The dry forest ecosystem of Bonaire is home to numerous rare plant and animal species. Unfortunately, with just a few mature trees left on the island and several species that are almost extinct, Bonaire’s forests are currently dominated by only three to five tree species.

Trees produce oxygen, clean the air, filter airborne pollutants, provide habitat and food sources for hundreds of species, enrich the soil and have a positive impact on the climate.

The My Bonaire Tree program seeks to re-establish these unique native trees to restore the island of Bonaire to its original splendor for future generations to come.

Here are some of the more vital yet common species that are currently being planted...


With Your Help

Trees that are symbolically adopted through My Bonaire Tree have been or will be planted into the established reforestation areas. Reforestation sites have been carefully selected to ensure that the trees you help us plant will have the greatest chance to survive and thrive. Your adoption helps us nourish seeds of hope in our native plant nurseries and to care for them as they sprout and grow into trees of change. Once planted into reforestation areas, these trees will be carefully managed and monitored to ensure their success. This includes supplemental watering and protective measures as needed. This work is being carried out by the qualified volunteers of Echo’s team. Each tree will be revisited to monitor its progress over time. For more on the process visit our Planting Cycle page.

More About the Nursery

Part of these initiatives has included the establishment of a native plant nursery for seedling propagation. The trees of Bonaire can be propagated in multiple ways. In Echo’s nurseries, the main method of propagation is germinating seeds. Seeds are collected from various areas of the island at all times of the year. Many of the seeds collected must be prepared in some way for planting. Once the seeds are prepared, they are planted into seeding soil that is mixed on site. In a few weeks to a few months, depending on the tree species, the small seedling can be planted out into a larger pot that is full of nutrient rich soil, also mixed on site. Trees on Bonaire tend to grow long, deep roots so this must also be considered when planting seedlings into pots. In Echo’s nurseries, deep pots are used whenever possible and no pots are kept directly on the ground, so that the roots of the tree cannot grow into the ground and make it impossible to move the plant without damaging the roots.
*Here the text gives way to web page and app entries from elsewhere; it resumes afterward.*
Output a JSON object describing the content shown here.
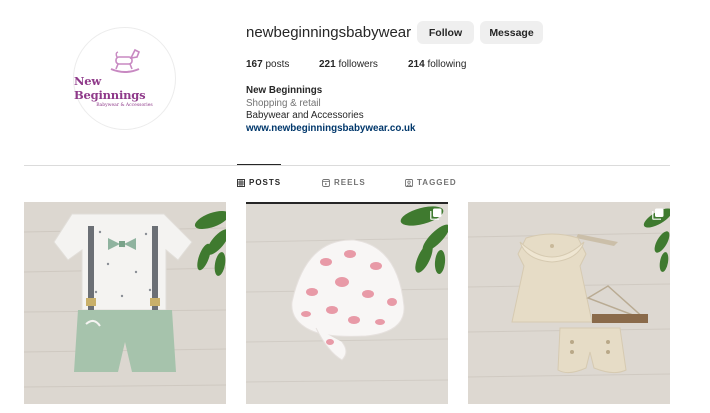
{
  "profile": {
    "username": "newbeginningsbabywear",
    "logo_title": "New Beginnings",
    "logo_subtitle": "Babywear & Accessories",
    "follow_label": "Follow",
    "message_label": "Message",
    "stats": {
      "posts_count": "167",
      "posts_label": "posts",
      "followers_count": "221",
      "followers_label": "followers",
      "following_count": "214",
      "following_label": "following"
    },
    "bio": {
      "name": "New Beginnings",
      "category": "Shopping & retail",
      "description": "Babywear and Accessories",
      "website": "www.newbeginningsbabywear.co.uk"
    }
  },
  "tabs": [
    {
      "label": "POSTS",
      "icon": "grid-icon",
      "active": true
    },
    {
      "label": "REELS",
      "icon": "reels-icon",
      "active": false
    },
    {
      "label": "TAGGED",
      "icon": "tagged-icon",
      "active": false
    }
  ],
  "posts": [
    {
      "subject": "boys outfit with suspenders and green shorts",
      "multi": false
    },
    {
      "subject": "white sun hat with pink shells",
      "multi": true
    },
    {
      "subject": "beige muslin top and shorts set",
      "multi": true
    }
  ],
  "colors": {
    "brand": "#8f3a8a",
    "link": "#00376b",
    "button_bg": "#efefef"
  }
}
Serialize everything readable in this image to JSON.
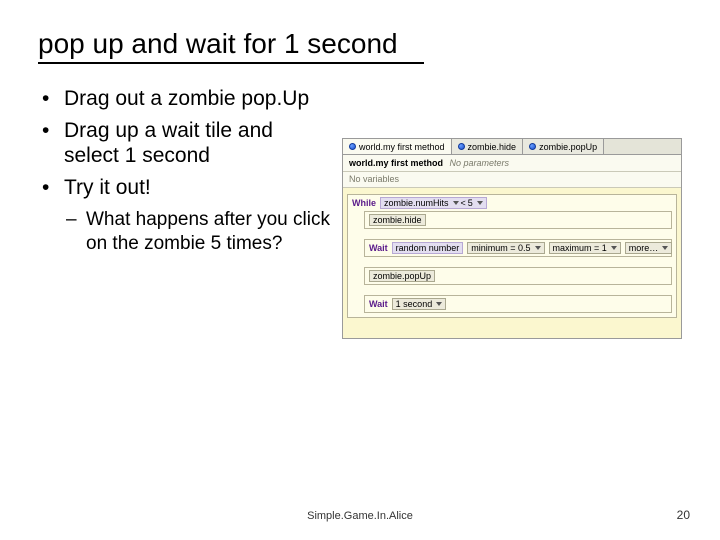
{
  "title": "pop up and wait for 1 second",
  "bullets": [
    "Drag out a zombie pop.Up",
    "Drag up a wait tile and select 1 second",
    "Try it out!"
  ],
  "sub_bullet": "What happens after you click on the zombie 5 times?",
  "alice": {
    "tabs": [
      "world.my first method",
      "zombie.hide",
      "zombie.popUp"
    ],
    "method_label": "world.my first method",
    "method_params": "No parameters",
    "no_vars": "No variables",
    "while_kw": "While",
    "cond_left": "zombie.numHits",
    "cond_op": "<",
    "cond_right": "5",
    "line1": "zombie.hide",
    "wait_kw": "Wait",
    "rand_label": "random number",
    "min_label": "minimum = 0.5",
    "max_label": "maximum = 1",
    "more_label": "more…",
    "line3": "zombie.popUp",
    "wait2_val": "1 second"
  },
  "footer": "Simple.Game.In.Alice",
  "page_number": "20"
}
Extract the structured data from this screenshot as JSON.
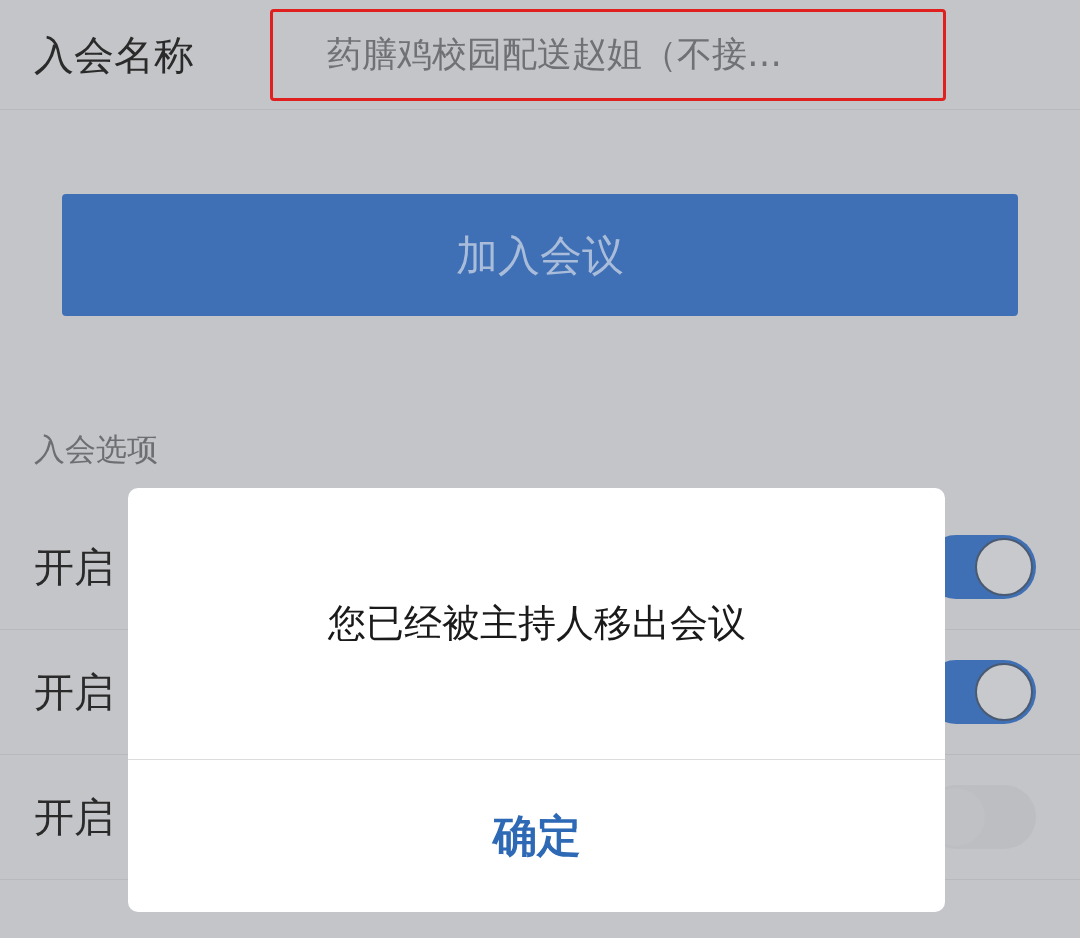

If there is a tree species that tends to not grow well from seeds, other propagation methods can be used. Some trees on the island can be grown from cuttings, which involves taking a section of a branch and planting it directly into a pot. If it is kept moist, the section of branch will sprout roots and leaves, creating a genetic clone of the tree it was collected from. Echo’s nurseries include a mist house with a timed sprinkler to ensure that these cuttings receive enough water and stay wet enough to survive. Another method of propagation is digging up and collecting small seedlings that are found naturally growing on the island. This method is only practiced in areas where it is fairly certain that goats or other herbivores will eat the seedling, and that the protection of the nursery is its greatest chance of survival. No matter what method of propagation is used, the plants will receive daily water for 6 months to a year, until they are ready to be planted out into one of Echo’s reforestation areas.